Master chocolatiers Jacques and Hasty Torres dished out sweet truffles all afternoon.
My sweet tooth was satiated by the end of the afternoon. I zeroed in on the gorgeous Hasty Torres at her Madame Chocolat booth, and discussed her Canon Drive store in Beverly Hills with husband Jacques Torres, the legendary chocolatier from New York, here to assist. Candace Nelson served up Sprinkles cupcakes in abundance. Matthew Kang and Tai Kim fed me salty chocolate ice cream from their Overland Avenue Scoop store. Top Chef star and ink Chef Michael Voltaggio wielded a liquid nitrogen mixing machine to make bacon and olive oil ice creams served in micro-cones.
Top Chef Michael Voltaggio makes ice cream with a liquid nitrogen machine.
I don't like to drink too much at these food events, but I could not resist Josh Goldman's Pimm's Cup from ink Restaurant, made with gin, sweet vermouth, Triple Sec, orange bitters and Peychaud's bitters; he combined it with fresh lemonade and garnished it with cucumber, mnt, borage, freeze-dried apples and strawberries.
I again must pay tribute to the hundreds of chefs and others, as well as all the volunteers, who make this event an annual winner... and hopefully a day will come when no children will go hungry in our country and this event will not be a necessity.

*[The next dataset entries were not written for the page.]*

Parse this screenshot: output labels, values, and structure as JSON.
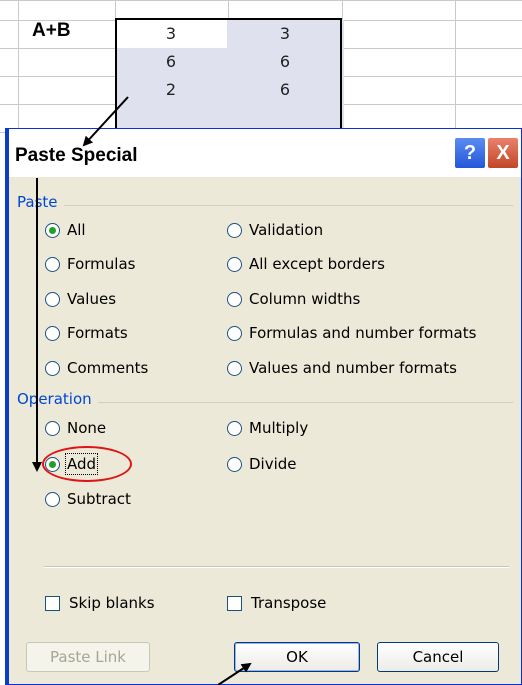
{
  "spreadsheet": {
    "label": "A+B",
    "rows": [
      [
        "3",
        "3"
      ],
      [
        "6",
        "6"
      ],
      [
        "2",
        "6"
      ]
    ]
  },
  "dialog": {
    "title": "Paste Special",
    "help_glyph": "?",
    "close_glyph": "X",
    "paste_group": {
      "label": "Paste",
      "selected": "All",
      "left": [
        "All",
        "Formulas",
        "Values",
        "Formats",
        "Comments"
      ],
      "right": [
        "Validation",
        "All except borders",
        "Column widths",
        "Formulas and number formats",
        "Values and number formats"
      ]
    },
    "operation_group": {
      "label": "Operation",
      "selected": "Add",
      "left": [
        "None",
        "Add",
        "Subtract"
      ],
      "right": [
        "Multiply",
        "Divide"
      ]
    },
    "checkboxes": {
      "skip_blanks": "Skip blanks",
      "transpose": "Transpose"
    },
    "buttons": {
      "paste_link": "Paste Link",
      "ok": "OK",
      "cancel": "Cancel"
    }
  },
  "annotations": {
    "highlight_color": "#e11414",
    "arrow_color": "#000000"
  }
}
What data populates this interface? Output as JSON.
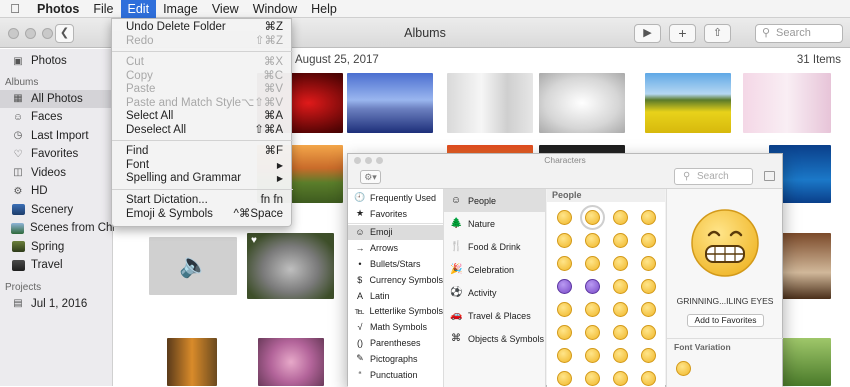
{
  "menubar": {
    "app": "Photos",
    "items": [
      "File",
      "Edit",
      "Image",
      "View",
      "Window",
      "Help"
    ]
  },
  "window": {
    "title": "Albums",
    "search_placeholder": "Search"
  },
  "sidebar": {
    "top_item": "Photos",
    "albums_header": "Albums",
    "albums": [
      "All Photos",
      "Faces",
      "Last Import",
      "Favorites",
      "Videos",
      "HD",
      "Scenery",
      "Scenes from China",
      "Spring",
      "Travel"
    ],
    "projects_header": "Projects",
    "projects": [
      "Jul 1, 2016"
    ]
  },
  "content": {
    "date": "August 25, 2017",
    "count": "31 Items"
  },
  "edit_menu": {
    "undo": {
      "label": "Undo Delete Folder",
      "shortcut": "⌘Z"
    },
    "redo": {
      "label": "Redo",
      "shortcut": "⇧⌘Z"
    },
    "cut": {
      "label": "Cut",
      "shortcut": "⌘X"
    },
    "copy": {
      "label": "Copy",
      "shortcut": "⌘C"
    },
    "paste": {
      "label": "Paste",
      "shortcut": "⌘V"
    },
    "paste_match": {
      "label": "Paste and Match Style",
      "shortcut": "⌥⇧⌘V"
    },
    "select_all": {
      "label": "Select All",
      "shortcut": "⌘A"
    },
    "deselect_all": {
      "label": "Deselect All",
      "shortcut": "⇧⌘A"
    },
    "find": {
      "label": "Find",
      "shortcut": "⌘F"
    },
    "font": {
      "label": "Font",
      "shortcut": "▶"
    },
    "spelling": {
      "label": "Spelling and Grammar",
      "shortcut": "▶"
    },
    "dictation": {
      "label": "Start Dictation...",
      "shortcut": "fn fn"
    },
    "emoji": {
      "label": "Emoji & Symbols",
      "shortcut": "^⌘Space"
    }
  },
  "characters": {
    "title": "Characters",
    "search_placeholder": "Search",
    "categories": [
      "Frequently Used",
      "Favorites",
      "Emoji",
      "Arrows",
      "Bullets/Stars",
      "Currency Symbols",
      "Latin",
      "Letterlike Symbols",
      "Math Symbols",
      "Parentheses",
      "Pictographs",
      "Punctuation"
    ],
    "category_icons": [
      "🕘",
      "★",
      "☺",
      "→",
      "•",
      "$",
      "A",
      "℡",
      "√",
      "()",
      "✎",
      "“"
    ],
    "subcategories": [
      "People",
      "Nature",
      "Food & Drink",
      "Celebration",
      "Activity",
      "Travel & Places",
      "Objects & Symbols"
    ],
    "subcategory_icons": [
      "☺",
      "🌲",
      "🍴",
      "🎉",
      "⚽",
      "🚗",
      "⌘"
    ],
    "grid_header": "People",
    "preview_name": "GRINNING...ILING EYES",
    "add_favorites": "Add to Favorites",
    "font_variation": "Font Variation"
  },
  "colors": {
    "accent": "#2f6fdb",
    "emoji_yellow": "#f0b72a"
  }
}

Until then, support it mightily.
To subscribe to Jay Weston's Restaurant Newsletter ($70 for twelve monthly issues), email him at firstname.lastname@example.org.